Carbon Monoxide Safety Advice
Carbon Monoxide – The Silent, Cold Weather Killer
What is carbon monoxide?
Carbon monoxide, or CO, is a colorless, odorless, toxic gas. It is produced by the incomplete combustion of solid, liquid, and gaseous fuels. Appliances fueled with gas, oil, kerosene, or wood may produce CO. If such appliances are not installed, maintained, and used properly, CO may accumulate to dangerous and even deadly levels in cars, homes, or poorly ventilated areas.
Where does CO come from?
Carbon monoxide is produced by devices that burn fuels. Therefore, any fuel-burning appliance in your home is a potential CO source. Under normal circumstances, CO should not be detectable in the typical home or workplace.
When appliances are kept in good working condition, they produce little CO. But improperly operating or improperly vented appliances can produce elevated — even fatal — CO concentrations in your home. Likewise, using kerosene heaters or charcoal grills indoors, or running a car in a garage, can cause levels high enough to result in CO poisoning.
Common sources of CO include the following wood or gas-fueled appliances:
- Water heaters
- Room heaters
- Portable generators
- Cooking ranges
- Wood burning stoves
- Charcoal grills
- Automobiles run in closed garages
Who is at risk of CO poisoning?

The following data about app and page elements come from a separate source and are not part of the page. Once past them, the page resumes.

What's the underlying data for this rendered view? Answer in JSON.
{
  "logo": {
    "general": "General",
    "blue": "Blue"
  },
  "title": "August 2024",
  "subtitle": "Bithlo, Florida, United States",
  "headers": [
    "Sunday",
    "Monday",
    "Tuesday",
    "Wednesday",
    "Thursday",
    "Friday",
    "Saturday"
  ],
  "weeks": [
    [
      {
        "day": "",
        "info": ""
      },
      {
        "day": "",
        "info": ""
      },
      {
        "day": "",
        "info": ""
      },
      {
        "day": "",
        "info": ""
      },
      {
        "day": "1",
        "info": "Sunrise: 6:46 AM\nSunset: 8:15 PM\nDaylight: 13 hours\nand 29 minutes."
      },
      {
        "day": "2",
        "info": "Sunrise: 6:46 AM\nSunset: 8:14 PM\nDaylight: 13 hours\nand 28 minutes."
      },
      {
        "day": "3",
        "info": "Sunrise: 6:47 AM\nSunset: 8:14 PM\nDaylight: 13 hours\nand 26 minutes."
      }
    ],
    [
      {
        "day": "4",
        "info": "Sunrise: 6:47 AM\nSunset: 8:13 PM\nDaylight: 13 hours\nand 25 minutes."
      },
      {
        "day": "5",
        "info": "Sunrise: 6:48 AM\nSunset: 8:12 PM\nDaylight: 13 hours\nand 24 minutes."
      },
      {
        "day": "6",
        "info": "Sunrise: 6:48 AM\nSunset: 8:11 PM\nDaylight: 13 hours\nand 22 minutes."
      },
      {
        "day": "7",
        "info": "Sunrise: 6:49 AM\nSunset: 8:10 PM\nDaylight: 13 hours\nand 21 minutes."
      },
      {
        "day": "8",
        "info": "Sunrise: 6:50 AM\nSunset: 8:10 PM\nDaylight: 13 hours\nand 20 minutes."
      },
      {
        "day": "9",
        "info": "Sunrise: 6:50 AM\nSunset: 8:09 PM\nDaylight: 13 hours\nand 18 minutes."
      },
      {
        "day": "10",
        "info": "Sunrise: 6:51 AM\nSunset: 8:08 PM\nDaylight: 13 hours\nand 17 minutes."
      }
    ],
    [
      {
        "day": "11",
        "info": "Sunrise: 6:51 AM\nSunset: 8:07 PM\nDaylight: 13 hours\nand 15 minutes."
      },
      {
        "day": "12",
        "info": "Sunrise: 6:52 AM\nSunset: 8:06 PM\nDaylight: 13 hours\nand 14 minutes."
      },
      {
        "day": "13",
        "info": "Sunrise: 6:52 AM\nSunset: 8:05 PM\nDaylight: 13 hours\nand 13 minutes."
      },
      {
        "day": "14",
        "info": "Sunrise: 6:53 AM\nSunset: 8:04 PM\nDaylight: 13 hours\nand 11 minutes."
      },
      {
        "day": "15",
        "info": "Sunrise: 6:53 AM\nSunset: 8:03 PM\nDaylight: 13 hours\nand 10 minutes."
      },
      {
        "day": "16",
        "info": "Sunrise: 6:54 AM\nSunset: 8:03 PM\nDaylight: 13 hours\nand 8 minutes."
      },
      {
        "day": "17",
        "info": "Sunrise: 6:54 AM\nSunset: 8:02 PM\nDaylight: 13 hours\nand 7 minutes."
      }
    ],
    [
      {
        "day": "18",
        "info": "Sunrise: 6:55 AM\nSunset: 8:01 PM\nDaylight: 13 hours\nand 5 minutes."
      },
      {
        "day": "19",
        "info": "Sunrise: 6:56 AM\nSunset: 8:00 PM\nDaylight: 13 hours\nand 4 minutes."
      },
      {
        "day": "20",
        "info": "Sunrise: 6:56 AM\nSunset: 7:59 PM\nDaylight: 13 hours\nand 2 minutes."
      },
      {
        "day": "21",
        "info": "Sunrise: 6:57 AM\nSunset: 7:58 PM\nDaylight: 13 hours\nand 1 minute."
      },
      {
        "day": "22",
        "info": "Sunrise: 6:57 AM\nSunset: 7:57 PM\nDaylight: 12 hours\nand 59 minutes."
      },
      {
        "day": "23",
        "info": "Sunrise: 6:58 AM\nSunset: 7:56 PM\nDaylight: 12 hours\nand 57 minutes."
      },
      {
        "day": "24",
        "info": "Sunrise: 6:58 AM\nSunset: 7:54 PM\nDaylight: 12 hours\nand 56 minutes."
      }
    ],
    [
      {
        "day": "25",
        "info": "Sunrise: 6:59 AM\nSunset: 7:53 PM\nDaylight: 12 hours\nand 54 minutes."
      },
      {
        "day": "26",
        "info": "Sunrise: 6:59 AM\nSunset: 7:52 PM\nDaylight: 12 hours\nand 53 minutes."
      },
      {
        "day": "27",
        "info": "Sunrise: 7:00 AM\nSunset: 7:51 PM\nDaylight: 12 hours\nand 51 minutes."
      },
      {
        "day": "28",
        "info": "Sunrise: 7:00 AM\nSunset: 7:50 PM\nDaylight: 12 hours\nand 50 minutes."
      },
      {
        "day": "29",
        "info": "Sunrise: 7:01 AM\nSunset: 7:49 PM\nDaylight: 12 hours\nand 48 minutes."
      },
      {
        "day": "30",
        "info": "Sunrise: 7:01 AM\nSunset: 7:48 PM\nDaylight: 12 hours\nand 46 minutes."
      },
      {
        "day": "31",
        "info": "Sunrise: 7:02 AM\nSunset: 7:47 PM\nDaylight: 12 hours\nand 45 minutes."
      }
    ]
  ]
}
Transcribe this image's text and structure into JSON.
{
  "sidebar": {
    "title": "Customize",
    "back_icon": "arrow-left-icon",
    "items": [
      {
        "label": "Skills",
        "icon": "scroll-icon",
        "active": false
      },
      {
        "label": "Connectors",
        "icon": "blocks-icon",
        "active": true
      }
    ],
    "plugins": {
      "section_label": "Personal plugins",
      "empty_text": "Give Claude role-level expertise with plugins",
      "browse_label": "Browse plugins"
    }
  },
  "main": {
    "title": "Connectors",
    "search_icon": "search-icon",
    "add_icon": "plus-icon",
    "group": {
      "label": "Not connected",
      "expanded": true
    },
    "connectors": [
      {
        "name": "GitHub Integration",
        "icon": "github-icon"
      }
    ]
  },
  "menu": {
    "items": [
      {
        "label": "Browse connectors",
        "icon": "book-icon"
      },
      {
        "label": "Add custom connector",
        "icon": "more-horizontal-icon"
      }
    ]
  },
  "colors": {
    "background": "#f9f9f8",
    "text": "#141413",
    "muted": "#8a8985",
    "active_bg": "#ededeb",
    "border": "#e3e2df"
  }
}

Any person or animal in space shared with a device capable of generating CO should be considered at risk of CO poisoning. CO exposures especially affect unborn babies, infants, and people with anemia or a history of heart disease. Breathing low levels of the chemical can cause fatigue and increase chest pain in people with chronic heart disease.
Each year, nearly 5,000 people in the United States are treated in hospital emergency rooms for CO poisoning; however, this number is believed to be an underestimate of CO poisoning because many people with CO symptoms mistake the symptoms for the flu or are misdiagnosed.
Why is CO the silent, cold weather killer?
Carbon monoxide poisoning can kill without warning, as your family sleeps.
Because CO gas has no warning properties, even at toxic or life-threatening levels, it is considered a silent killer. And since so many deaths occur as the result of defective or poorly operated home heating devices, CO has been termed the “silent, cold weather killer.”
Although not always experienced, the initial symptoms of CO are similar to the flu (but without the fever). But it can also mimic other ailments like gastric flu or stomach upset, the symptoms include:
- Irregular breathing
It is critical to note that death from CO poisoning can result in some or all of these symptoms never being experienced, in which case the overexposed victim simply “falls asleep” and never regains consciousness.
How can I prevent CO poisoning?
Dangerous levels of CO can be prevented by proper appliance maintenance, installation, and use. Timely inspections of potentially CO-producing equipment, and the use of CO toxic level concentration alarms, are also key to avoiding a CO fatality.